According to Reprieve, another client, Khalid Qassim, a Yemeni who has been at Guantanamo since 2002, told lawyers that the medical staff are no longer monitoring or recording the meals the prisoners miss.
“They are determined to stop the hunger strike by dirty means,” Qassim told his lawyers in a recent October phone call.
Despite promising to close Guantanamo when he took office in January 2009, former President Barack Obama left office having failed to do so.
His successor, President Donald Trump, meanwhile, promised on the campaign trail to “load it up with some bad dudes”, and in January he tweeted that there “should be no further releases from Gitmo”.
It is not known how many of the 41 remaining prisoners at Guantanamo are on a hunger strike. However, Rabbani and Qassim told their Reprieve lawyers last month that six men were on hunger strike, the lawyers said.
Reprieve believes that four of the six men, including Rabbani and Qassim, are among the 26 men who are on a list of those never to be released.
In a phone call with Rabbani last month, Stafford Smith said he asked whether the new policy was encouraging the prisoners to abandon their hunger strikes all together.
According to the lawyer, Rabbani said the new policy was having the opposite effect, with more detainees joining the protest.

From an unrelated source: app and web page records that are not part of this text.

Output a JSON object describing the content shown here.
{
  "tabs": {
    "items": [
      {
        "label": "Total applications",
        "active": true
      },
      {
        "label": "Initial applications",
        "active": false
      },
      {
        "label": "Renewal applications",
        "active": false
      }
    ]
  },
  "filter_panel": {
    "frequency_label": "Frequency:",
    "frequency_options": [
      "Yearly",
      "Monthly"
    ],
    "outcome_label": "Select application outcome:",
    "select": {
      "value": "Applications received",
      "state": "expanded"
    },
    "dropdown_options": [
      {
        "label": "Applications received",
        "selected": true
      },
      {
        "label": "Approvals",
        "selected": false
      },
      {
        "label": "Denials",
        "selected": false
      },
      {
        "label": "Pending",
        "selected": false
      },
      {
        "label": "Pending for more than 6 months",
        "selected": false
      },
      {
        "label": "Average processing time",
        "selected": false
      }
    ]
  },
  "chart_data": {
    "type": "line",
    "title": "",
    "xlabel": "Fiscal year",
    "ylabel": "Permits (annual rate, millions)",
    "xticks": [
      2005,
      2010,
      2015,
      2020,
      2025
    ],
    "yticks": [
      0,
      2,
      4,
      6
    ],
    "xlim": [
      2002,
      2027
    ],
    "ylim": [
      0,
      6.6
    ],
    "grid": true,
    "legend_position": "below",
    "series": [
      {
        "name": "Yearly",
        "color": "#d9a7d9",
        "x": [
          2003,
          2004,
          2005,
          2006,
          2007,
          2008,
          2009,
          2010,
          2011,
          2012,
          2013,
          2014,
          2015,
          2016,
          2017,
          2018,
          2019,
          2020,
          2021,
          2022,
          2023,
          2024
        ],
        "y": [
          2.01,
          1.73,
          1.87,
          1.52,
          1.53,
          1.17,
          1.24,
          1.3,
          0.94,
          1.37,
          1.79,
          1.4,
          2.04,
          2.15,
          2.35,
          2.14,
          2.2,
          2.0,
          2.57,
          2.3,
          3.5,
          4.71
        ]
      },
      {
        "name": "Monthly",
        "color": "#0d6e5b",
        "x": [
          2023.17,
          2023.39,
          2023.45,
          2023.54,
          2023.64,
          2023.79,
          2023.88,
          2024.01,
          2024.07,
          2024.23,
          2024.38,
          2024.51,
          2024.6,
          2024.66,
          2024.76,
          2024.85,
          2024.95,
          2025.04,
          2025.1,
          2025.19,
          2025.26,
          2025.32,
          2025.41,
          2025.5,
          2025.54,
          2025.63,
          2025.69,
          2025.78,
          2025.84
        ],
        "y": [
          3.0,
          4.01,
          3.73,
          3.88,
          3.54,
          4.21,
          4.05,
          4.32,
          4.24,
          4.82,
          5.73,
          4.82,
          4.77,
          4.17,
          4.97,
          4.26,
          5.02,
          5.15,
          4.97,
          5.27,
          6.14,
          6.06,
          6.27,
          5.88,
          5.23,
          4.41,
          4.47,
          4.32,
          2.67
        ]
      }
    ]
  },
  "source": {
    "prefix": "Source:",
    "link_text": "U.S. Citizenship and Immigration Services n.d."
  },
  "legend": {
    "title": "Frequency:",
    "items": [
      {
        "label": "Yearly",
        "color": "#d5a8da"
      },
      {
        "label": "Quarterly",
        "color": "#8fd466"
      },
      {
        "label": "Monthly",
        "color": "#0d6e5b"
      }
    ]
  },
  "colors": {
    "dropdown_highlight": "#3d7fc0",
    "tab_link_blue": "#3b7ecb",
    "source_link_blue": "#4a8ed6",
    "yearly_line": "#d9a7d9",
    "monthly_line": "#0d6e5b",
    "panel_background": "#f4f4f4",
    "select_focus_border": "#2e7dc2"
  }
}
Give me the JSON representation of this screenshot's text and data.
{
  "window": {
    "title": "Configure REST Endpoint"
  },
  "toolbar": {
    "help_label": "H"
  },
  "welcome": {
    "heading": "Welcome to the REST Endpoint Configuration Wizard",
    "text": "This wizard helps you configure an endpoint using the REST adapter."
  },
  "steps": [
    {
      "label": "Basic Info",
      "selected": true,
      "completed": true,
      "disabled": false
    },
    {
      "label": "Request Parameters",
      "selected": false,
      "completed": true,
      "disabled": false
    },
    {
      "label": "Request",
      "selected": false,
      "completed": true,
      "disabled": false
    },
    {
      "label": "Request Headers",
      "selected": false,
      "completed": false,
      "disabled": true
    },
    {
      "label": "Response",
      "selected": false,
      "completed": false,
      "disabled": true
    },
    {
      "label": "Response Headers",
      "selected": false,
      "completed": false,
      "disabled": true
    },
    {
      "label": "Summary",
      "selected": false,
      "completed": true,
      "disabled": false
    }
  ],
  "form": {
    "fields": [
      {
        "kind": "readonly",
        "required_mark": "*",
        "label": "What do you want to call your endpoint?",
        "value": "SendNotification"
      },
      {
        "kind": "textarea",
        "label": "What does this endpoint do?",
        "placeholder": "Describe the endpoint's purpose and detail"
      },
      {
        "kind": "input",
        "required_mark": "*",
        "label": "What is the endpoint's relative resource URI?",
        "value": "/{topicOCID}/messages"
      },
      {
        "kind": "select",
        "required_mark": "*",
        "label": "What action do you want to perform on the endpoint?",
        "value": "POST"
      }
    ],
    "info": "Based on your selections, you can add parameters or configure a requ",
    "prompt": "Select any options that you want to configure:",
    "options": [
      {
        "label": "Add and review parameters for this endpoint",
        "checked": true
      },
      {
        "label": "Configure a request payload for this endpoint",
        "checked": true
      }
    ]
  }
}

Regarding his own case, however, Stafford Smith said that Rabbani told him that he does not want to die, but “after four years of peaceful protest, I am hardly going to stop because they tell me to”.
According to Stafford Smith, Rabbani added that he will “definitely stop when President Trump frees the prisoners who have been cleared, and allows everyone else a fair trial”.